Entries taken from a collection:
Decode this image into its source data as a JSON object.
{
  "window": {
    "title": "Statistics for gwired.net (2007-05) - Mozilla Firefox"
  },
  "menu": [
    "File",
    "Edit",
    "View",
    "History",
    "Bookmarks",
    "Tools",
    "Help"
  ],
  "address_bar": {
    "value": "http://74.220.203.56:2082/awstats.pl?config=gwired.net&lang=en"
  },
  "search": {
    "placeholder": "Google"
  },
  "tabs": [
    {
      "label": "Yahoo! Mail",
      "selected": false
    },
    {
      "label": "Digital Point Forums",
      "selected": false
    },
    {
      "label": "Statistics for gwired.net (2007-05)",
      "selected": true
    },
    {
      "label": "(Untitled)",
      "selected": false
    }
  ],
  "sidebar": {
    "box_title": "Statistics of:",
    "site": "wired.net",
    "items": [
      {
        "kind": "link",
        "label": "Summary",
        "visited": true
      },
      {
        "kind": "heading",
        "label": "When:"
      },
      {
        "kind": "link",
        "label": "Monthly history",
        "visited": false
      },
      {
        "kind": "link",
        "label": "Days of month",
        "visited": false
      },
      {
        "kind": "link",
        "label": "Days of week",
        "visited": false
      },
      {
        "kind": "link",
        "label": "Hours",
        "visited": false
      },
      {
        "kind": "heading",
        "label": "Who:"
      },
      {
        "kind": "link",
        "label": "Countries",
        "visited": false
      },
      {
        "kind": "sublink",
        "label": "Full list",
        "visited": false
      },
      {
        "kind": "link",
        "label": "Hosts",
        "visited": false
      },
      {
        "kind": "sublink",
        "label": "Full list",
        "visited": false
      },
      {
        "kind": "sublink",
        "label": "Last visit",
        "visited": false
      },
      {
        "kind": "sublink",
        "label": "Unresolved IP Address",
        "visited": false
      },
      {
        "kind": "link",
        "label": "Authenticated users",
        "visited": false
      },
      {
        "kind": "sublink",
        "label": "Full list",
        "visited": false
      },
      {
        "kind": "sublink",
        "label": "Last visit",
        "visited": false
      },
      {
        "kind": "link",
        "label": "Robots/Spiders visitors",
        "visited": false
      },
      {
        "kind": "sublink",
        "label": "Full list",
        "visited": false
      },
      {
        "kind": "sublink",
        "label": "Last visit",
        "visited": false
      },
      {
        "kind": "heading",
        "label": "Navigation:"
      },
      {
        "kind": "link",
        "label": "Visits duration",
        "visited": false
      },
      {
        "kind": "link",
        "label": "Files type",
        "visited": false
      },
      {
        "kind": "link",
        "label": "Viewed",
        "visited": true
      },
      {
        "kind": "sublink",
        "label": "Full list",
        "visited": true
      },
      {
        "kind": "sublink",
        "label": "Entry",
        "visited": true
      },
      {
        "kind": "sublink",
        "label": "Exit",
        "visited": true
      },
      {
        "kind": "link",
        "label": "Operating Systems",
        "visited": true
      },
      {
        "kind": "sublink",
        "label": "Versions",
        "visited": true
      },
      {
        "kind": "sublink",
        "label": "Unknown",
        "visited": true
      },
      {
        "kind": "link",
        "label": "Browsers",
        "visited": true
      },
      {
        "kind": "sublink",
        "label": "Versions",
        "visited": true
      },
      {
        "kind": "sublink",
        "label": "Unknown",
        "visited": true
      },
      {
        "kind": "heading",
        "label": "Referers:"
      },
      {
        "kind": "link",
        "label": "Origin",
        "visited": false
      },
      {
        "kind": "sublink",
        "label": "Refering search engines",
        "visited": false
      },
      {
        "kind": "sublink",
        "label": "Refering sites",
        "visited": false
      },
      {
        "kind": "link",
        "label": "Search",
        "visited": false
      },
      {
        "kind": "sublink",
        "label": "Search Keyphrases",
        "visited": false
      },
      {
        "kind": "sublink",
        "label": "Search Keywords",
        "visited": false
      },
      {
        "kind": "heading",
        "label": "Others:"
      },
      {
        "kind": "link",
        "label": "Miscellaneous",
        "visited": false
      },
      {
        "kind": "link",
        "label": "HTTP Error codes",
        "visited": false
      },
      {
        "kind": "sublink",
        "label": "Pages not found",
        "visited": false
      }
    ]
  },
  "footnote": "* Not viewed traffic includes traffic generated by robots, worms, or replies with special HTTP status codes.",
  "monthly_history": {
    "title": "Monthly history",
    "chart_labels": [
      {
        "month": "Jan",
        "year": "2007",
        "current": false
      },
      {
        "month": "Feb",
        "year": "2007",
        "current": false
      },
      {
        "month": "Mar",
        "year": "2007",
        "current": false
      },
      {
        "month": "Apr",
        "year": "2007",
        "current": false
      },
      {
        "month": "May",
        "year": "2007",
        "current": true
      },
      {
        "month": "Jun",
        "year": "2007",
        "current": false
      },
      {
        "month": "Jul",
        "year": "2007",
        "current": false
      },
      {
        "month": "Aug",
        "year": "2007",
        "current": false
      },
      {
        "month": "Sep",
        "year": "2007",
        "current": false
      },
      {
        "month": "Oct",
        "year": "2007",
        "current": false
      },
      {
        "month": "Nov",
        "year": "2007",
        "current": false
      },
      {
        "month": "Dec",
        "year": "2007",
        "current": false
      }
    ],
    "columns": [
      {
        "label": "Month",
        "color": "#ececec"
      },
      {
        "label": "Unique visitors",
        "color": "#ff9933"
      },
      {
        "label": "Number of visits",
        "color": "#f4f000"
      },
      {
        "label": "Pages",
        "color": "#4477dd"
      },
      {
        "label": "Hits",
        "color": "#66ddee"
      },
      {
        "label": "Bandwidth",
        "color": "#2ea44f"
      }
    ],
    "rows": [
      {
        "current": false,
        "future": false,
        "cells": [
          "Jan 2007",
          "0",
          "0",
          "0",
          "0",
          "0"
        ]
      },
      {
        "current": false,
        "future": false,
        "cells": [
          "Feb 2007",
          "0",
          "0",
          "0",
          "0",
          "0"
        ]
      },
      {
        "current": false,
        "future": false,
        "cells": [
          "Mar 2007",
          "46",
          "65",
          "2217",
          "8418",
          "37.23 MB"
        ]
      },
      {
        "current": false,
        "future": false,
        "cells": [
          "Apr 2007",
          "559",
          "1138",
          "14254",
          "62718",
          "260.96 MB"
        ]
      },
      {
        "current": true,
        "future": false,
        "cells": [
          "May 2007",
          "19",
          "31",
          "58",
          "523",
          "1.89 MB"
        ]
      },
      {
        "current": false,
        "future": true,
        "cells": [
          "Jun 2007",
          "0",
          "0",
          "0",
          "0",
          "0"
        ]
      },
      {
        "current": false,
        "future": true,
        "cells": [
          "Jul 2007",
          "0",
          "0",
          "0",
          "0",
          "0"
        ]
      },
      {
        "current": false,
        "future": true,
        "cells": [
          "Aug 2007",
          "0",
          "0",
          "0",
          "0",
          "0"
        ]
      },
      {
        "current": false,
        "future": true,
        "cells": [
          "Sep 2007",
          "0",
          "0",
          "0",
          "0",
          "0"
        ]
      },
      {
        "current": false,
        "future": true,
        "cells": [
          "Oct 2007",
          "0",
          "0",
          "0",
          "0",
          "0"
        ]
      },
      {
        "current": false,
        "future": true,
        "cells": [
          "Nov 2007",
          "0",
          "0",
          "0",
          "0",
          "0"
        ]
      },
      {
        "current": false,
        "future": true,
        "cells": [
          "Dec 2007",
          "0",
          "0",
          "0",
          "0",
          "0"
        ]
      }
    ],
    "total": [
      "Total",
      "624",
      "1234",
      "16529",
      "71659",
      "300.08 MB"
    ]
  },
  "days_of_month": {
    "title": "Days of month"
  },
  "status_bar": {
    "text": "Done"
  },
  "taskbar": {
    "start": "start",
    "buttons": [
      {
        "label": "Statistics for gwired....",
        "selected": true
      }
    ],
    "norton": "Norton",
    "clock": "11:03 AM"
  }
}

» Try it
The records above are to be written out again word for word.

» Problem solution
Decode this image into its source data as a JSON object.
{
  "window": {
    "title": "Statistics for gwired.net (2007-05) - Mozilla Firefox"
  },
  "menu": [
    "File",
    "Edit",
    "View",
    "History",
    "Bookmarks",
    "Tools",
    "Help"
  ],
  "address_bar": {
    "value": "http://74.220.203.56:2082/awstats.pl?config=gwired.net&lang=en"
  },
  "search": {
    "placeholder": "Google"
  },
  "tabs": [
    {
      "label": "Yahoo! Mail",
      "selected": false
    },
    {
      "label": "Digital Point Forums",
      "selected": false
    },
    {
      "label": "Statistics for gwired.net (2007-05)",
      "selected": true
    },
    {
      "label": "(Untitled)",
      "selected": false
    }
  ],
  "sidebar": {
    "box_title": "Statistics of:",
    "site": "wired.net",
    "items": [
      {
        "kind": "link",
        "label": "Summary",
        "visited": true
      },
      {
        "kind": "heading",
        "label": "When:"
      },
      {
        "kind": "link",
        "label": "Monthly history",
        "visited": false
      },
      {
        "kind": "link",
        "label": "Days of month",
        "visited": false
      },
      {
        "kind": "link",
        "label": "Days of week",
        "visited": false
      },
      {
        "kind": "link",
        "label": "Hours",
        "visited": false
      },
      {
        "kind": "heading",
        "label": "Who:"
      },
      {
        "kind": "link",
        "label": "Countries",
        "visited": false
      },
      {
        "kind": "sublink",
        "label": "Full list",
        "visited": false
      },
      {
        "kind": "link",
        "label": "Hosts",
        "visited": false
      },
      {
        "kind": "sublink",
        "label": "Full list",
        "visited": false
      },
      {
        "kind": "sublink",
        "label": "Last visit",
        "visited": false
      },
      {
        "kind": "sublink",
        "label": "Unresolved IP Address",
        "visited": false
      },
      {
        "kind": "link",
        "label": "Authenticated users",
        "visited": false
      },
      {
        "kind": "sublink",
        "label": "Full list",
        "visited": false
      },
      {
        "kind": "sublink",
        "label": "Last visit",
        "visited": false
      },
      {
        "kind": "link",
        "label": "Robots/Spiders visitors",
        "visited": false
      },
      {
        "kind": "sublink",
        "label": "Full list",
        "visited": false
      },
      {
        "kind": "sublink",
        "label": "Last visit",
        "visited": false
      },
      {
        "kind": "heading",
        "label": "Navigation:"
      },
      {
        "kind": "link",
        "label": "Visits duration",
        "visited": false
      },
      {
        "kind": "link",
        "label": "Files type",
        "visited": false
      },
      {
        "kind": "link",
        "label": "Viewed",
        "visited": true
      },
      {
        "kind": "sublink",
        "label": "Full list",
        "visited": true
      },
      {
        "kind": "sublink",
        "label": "Entry",
        "visited": true
      },
      {
        "kind": "sublink",
        "label": "Exit",
        "visited": true
      },
      {
        "kind": "link",
        "label": "Operating Systems",
        "visited": true
      },
      {
        "kind": "sublink",
        "label": "Versions",
        "visited": true
      },
      {
        "kind": "sublink",
        "label": "Unknown",
        "visited": true
      },
      {
        "kind": "link",
        "label": "Browsers",
        "visited": true
      },
      {
        "kind": "sublink",
        "label": "Versions",
        "visited": true
      },
      {
        "kind": "sublink",
        "label": "Unknown",
        "visited": true
      },
      {
        "kind": "heading",
        "label": "Referers:"
      },
      {
        "kind": "link",
        "label": "Origin",
        "visited": false
      },
      {
        "kind": "sublink",
        "label": "Refering search engines",
        "visited": false
      },
      {
        "kind": "sublink",
        "label": "Refering sites",
        "visited": false
      },
      {
        "kind": "link",
        "label": "Search",
        "visited": false
      },
      {
        "kind": "sublink",
        "label": "Search Keyphrases",
        "visited": false
      },
      {
        "kind": "sublink",
        "label": "Search Keywords",
        "visited": false
      },
      {
        "kind": "heading",
        "label": "Others:"
      },
      {
        "kind": "link",
        "label": "Miscellaneous",
        "visited": false
      },
      {
        "kind": "link",
        "label": "HTTP Error codes",
        "visited": false
      },
      {
        "kind": "sublink",
        "label": "Pages not found",
        "visited": false
      }
    ]
  },
  "footnote": "* Not viewed traffic includes traffic generated by robots, worms, or replies with special HTTP status codes.",
  "monthly_history": {
    "title": "Monthly history",
    "chart_labels": [
      {
        "month": "Jan",
        "year": "2007",
        "current": false
      },
      {
        "month": "Feb",
        "year": "2007",
        "current": false
      },
      {
        "month": "Mar",
        "year": "2007",
        "current": false
      },
      {
        "month": "Apr",
        "year": "2007",
        "current": false
      },
      {
        "month": "May",
        "year": "2007",
        "current": true
      },
      {
        "month": "Jun",
        "year": "2007",
        "current": false
      },
      {
        "month": "Jul",
        "year": "2007",
        "current": false
      },
      {
        "month": "Aug",
        "year": "2007",
        "current": false
      },
      {
        "month": "Sep",
        "year": "2007",
        "current": false
      },
      {
        "month": "Oct",
        "year": "2007",
        "current": false
      },
      {
        "month": "Nov",
        "year": "2007",
        "current": false
      },
      {
        "month": "Dec",
        "year": "2007",
        "current": false
      }
    ],
    "columns": [
      {
        "label": "Month",
        "color": "#ececec"
      },
      {
        "label": "Unique visitors",
        "color": "#ff9933"
      },
      {
        "label": "Number of visits",
        "color": "#f4f000"
      },
      {
        "label": "Pages",
        "color": "#4477dd"
      },
      {
        "label": "Hits",
        "color": "#66ddee"
      },
      {
        "label": "Bandwidth",
        "color": "#2ea44f"
      }
    ],
    "rows": [
      {
        "current": false,
        "future": false,
        "cells": [
          "Jan 2007",
          "0",
          "0",
          "0",
          "0",
          "0"
        ]
      },
      {
        "current": false,
        "future": false,
        "cells": [
          "Feb 2007",
          "0",
          "0",
          "0",
          "0",
          "0"
        ]
      },
      {
        "current": false,
        "future": false,
        "cells": [
          "Mar 2007",
          "46",
          "65",
          "2217",
          "8418",
          "37.23 MB"
        ]
      },
      {
        "current": false,
        "future": false,
        "cells": [
          "Apr 2007",
          "559",
          "1138",
          "14254",
          "62718",
          "260.96 MB"
        ]
      },
      {
        "current": true,
        "future": false,
        "cells": [
          "May 2007",
          "19",
          "31",
          "58",
          "523",
          "1.89 MB"
        ]
      },
      {
        "current": false,
        "future": true,
        "cells": [
          "Jun 2007",
          "0",
          "0",
          "0",
          "0",
          "0"
        ]
      },
      {
        "current": false,
        "future": true,
        "cells": [
          "Jul 2007",
          "0",
          "0",
          "0",
          "0",
          "0"
        ]
      },
      {
        "current": false,
        "future": true,
        "cells": [
          "Aug 2007",
          "0",
          "0",
          "0",
          "0",
          "0"
        ]
      },
      {
        "current": false,
        "future": true,
        "cells": [
          "Sep 2007",
          "0",
          "0",
          "0",
          "0",
          "0"
        ]
      },
      {
        "current": false,
        "future": true,
        "cells": [
          "Oct 2007",
          "0",
          "0",
          "0",
          "0",
          "0"
        ]
      },
      {
        "current": false,
        "future": true,
        "cells": [
          "Nov 2007",
          "0",
          "0",
          "0",
          "0",
          "0"
        ]
      },
      {
        "current": false,
        "future": true,
        "cells": [
          "Dec 2007",
          "0",
          "0",
          "0",
          "0",
          "0"
        ]
      }
    ],
    "total": [
      "Total",
      "624",
      "1234",
      "16529",
      "71659",
      "300.08 MB"
    ]
  },
  "days_of_month": {
    "title": "Days of month"
  },
  "status_bar": {
    "text": "Done"
  },
  "taskbar": {
    "start": "start",
    "buttons": [
      {
        "label": "Statistics for gwired....",
        "selected": true
      }
    ],
    "norton": "Norton",
    "clock": "11:03 AM"
  }
}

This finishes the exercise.